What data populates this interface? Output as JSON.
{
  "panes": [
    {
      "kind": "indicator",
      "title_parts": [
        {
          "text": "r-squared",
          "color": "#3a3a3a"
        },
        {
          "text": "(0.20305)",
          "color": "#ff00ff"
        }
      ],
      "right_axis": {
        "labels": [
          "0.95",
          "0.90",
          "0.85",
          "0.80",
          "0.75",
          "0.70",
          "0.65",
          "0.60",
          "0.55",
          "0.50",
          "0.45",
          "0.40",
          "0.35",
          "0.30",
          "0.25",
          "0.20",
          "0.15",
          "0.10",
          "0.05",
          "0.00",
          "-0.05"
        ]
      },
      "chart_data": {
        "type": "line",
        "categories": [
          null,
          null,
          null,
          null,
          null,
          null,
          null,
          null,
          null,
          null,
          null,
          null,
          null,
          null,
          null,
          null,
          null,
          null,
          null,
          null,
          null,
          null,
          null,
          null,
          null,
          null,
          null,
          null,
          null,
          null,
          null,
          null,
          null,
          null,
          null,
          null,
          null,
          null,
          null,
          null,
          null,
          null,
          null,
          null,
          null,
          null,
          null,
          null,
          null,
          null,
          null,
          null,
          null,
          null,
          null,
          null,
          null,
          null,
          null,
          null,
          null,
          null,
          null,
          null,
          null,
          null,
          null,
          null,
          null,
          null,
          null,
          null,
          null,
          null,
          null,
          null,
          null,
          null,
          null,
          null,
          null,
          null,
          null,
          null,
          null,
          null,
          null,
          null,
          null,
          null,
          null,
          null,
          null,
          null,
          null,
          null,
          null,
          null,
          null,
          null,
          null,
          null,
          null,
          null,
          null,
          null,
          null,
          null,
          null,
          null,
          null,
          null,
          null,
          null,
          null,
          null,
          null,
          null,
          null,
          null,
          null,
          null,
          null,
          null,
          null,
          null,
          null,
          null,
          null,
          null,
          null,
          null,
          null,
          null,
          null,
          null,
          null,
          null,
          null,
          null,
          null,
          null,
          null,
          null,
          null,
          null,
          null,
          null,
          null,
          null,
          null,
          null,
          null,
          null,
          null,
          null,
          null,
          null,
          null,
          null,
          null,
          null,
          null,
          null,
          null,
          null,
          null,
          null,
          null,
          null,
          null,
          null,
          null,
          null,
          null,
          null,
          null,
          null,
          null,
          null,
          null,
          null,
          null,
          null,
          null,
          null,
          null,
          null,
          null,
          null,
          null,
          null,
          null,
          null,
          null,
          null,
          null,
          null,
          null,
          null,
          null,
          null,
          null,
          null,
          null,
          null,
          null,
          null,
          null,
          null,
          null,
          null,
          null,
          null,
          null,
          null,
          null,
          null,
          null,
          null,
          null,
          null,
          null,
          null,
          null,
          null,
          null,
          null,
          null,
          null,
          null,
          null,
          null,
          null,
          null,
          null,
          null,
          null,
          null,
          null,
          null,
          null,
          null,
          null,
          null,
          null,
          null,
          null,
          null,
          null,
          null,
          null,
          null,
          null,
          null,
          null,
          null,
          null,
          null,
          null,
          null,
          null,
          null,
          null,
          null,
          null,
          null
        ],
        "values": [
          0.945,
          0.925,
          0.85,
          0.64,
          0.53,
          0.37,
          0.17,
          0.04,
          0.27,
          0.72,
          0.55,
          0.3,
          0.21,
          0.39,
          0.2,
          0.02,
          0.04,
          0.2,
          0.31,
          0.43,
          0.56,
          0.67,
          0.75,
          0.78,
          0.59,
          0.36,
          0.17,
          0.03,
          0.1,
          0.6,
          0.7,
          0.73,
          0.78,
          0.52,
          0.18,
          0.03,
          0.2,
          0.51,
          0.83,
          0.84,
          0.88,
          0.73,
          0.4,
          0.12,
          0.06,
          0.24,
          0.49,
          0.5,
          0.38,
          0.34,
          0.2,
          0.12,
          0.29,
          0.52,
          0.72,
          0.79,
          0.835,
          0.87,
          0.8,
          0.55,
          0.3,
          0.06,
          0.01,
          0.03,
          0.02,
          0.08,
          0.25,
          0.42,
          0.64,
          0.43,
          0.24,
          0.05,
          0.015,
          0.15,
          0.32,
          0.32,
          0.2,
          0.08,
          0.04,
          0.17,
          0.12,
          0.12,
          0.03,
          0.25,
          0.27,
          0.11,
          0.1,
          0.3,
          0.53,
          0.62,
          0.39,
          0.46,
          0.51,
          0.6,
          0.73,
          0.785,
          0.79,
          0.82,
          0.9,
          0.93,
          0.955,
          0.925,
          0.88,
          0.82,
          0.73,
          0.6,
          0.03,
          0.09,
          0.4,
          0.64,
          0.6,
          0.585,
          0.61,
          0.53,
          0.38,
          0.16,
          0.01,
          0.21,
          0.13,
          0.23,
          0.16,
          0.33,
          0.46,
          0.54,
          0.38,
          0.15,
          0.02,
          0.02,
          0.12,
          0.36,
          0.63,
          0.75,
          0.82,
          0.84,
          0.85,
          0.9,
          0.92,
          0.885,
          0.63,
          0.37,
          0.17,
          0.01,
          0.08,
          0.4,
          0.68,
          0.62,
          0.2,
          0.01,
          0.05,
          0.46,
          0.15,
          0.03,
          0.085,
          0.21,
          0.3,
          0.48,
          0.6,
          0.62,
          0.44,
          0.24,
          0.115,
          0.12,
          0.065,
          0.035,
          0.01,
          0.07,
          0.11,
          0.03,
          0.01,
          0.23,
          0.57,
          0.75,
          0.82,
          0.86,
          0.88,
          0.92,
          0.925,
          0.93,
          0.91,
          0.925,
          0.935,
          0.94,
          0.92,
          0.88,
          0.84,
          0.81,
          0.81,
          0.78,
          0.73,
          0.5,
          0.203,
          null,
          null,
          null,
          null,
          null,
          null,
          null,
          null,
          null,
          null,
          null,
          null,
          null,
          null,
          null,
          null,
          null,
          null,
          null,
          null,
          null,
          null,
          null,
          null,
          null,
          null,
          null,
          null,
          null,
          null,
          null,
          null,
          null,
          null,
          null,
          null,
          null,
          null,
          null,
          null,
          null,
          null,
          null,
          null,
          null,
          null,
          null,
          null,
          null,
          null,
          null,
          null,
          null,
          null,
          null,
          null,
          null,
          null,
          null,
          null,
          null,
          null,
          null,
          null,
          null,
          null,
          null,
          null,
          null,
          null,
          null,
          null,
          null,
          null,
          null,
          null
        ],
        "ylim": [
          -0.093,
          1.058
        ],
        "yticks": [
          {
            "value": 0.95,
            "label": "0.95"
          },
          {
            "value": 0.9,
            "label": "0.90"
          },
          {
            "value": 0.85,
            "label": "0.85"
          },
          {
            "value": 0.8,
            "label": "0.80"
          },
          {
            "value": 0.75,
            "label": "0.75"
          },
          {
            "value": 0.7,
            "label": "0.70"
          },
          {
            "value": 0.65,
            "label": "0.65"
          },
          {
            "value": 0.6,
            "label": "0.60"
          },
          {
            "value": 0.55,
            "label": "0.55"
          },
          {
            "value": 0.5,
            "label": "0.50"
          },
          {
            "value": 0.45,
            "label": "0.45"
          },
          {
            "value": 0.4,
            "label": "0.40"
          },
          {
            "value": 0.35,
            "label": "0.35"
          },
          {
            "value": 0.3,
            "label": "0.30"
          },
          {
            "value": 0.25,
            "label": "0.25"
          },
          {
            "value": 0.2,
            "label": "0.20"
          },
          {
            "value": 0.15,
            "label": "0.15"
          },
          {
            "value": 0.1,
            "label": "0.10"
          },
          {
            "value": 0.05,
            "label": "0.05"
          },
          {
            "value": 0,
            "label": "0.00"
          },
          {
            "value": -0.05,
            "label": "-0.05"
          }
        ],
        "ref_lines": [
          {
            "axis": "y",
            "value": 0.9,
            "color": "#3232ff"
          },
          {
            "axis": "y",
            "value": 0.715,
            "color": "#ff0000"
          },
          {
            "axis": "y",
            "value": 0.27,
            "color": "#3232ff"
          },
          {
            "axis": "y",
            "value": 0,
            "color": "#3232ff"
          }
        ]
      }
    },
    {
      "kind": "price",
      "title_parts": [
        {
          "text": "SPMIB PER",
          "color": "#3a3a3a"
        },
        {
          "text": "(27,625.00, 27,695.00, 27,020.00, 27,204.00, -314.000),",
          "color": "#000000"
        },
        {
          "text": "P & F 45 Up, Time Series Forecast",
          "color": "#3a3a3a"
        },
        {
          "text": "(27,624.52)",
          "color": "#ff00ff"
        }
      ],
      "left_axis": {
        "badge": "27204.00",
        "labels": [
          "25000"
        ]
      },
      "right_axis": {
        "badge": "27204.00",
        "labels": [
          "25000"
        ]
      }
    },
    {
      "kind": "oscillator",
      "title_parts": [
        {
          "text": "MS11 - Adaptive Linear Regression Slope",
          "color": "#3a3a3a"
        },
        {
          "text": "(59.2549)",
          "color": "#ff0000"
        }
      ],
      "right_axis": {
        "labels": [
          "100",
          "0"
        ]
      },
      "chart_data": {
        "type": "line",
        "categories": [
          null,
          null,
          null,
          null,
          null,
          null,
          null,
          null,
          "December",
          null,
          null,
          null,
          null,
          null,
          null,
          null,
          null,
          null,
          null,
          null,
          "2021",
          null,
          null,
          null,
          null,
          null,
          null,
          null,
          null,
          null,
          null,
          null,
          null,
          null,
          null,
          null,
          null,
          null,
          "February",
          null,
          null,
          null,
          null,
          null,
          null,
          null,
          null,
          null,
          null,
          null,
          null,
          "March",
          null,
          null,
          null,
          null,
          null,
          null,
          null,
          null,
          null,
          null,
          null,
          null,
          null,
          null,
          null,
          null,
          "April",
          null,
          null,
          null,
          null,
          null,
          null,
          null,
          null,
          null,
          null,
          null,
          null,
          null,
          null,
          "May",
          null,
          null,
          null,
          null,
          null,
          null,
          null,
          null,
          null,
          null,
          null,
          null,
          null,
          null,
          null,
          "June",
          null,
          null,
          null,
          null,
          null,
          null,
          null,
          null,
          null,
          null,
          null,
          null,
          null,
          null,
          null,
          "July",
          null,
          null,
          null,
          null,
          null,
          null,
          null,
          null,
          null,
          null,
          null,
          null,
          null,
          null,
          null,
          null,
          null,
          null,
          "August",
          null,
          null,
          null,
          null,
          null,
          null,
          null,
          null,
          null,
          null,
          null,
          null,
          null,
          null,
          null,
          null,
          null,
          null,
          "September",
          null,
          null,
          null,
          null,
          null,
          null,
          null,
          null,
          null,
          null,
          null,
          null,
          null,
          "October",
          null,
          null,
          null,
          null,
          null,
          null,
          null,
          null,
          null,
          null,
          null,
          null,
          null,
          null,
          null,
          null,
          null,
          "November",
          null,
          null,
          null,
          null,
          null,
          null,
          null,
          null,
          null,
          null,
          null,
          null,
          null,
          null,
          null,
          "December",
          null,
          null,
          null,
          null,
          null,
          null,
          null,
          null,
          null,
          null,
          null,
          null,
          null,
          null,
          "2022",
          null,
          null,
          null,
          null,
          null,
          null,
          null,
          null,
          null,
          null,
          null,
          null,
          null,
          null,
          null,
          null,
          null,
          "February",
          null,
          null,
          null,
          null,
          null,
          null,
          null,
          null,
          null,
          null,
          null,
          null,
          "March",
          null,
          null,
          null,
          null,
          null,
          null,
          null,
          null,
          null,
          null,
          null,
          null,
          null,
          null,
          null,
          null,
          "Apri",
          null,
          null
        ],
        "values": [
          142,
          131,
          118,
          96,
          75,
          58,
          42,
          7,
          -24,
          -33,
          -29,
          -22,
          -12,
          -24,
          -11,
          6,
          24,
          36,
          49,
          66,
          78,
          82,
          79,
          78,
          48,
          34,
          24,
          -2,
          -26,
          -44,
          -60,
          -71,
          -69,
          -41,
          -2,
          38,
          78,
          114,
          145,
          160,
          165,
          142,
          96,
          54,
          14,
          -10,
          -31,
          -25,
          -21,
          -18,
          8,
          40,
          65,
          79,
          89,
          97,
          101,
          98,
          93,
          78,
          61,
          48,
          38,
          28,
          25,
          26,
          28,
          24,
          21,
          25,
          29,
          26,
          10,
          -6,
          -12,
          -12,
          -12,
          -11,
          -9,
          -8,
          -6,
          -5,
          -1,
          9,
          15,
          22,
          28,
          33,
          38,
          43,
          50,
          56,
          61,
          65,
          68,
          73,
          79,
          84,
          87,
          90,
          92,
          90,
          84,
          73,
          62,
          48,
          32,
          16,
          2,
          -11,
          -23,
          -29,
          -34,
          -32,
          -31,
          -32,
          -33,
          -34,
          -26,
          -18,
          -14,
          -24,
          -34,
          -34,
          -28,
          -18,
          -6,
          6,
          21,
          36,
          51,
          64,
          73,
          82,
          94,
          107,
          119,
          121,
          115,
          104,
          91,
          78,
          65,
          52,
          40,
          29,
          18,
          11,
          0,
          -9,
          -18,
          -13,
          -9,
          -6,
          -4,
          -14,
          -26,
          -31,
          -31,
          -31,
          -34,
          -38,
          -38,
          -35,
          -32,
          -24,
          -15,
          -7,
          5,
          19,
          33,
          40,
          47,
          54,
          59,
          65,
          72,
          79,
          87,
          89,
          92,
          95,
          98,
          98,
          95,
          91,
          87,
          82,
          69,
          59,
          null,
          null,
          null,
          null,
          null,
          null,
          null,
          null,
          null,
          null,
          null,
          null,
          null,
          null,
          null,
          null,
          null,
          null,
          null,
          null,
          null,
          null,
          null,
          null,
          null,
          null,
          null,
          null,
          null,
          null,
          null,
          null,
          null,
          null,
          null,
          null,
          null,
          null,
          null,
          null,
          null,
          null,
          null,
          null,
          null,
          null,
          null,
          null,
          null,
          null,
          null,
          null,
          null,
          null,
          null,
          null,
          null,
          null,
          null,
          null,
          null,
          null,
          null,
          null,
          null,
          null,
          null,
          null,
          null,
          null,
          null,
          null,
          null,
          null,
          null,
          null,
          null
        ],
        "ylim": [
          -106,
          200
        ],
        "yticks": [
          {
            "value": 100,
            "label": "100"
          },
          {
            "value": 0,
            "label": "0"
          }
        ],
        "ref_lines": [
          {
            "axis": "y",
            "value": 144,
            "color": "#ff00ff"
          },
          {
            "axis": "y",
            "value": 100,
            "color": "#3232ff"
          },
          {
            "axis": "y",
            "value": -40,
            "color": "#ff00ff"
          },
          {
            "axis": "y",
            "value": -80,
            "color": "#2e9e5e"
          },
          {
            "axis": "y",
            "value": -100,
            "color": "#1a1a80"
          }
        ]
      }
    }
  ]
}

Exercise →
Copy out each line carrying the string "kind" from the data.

Solution →
      "kind": "indicator",
      "kind": "price",
      "kind": "oscillator",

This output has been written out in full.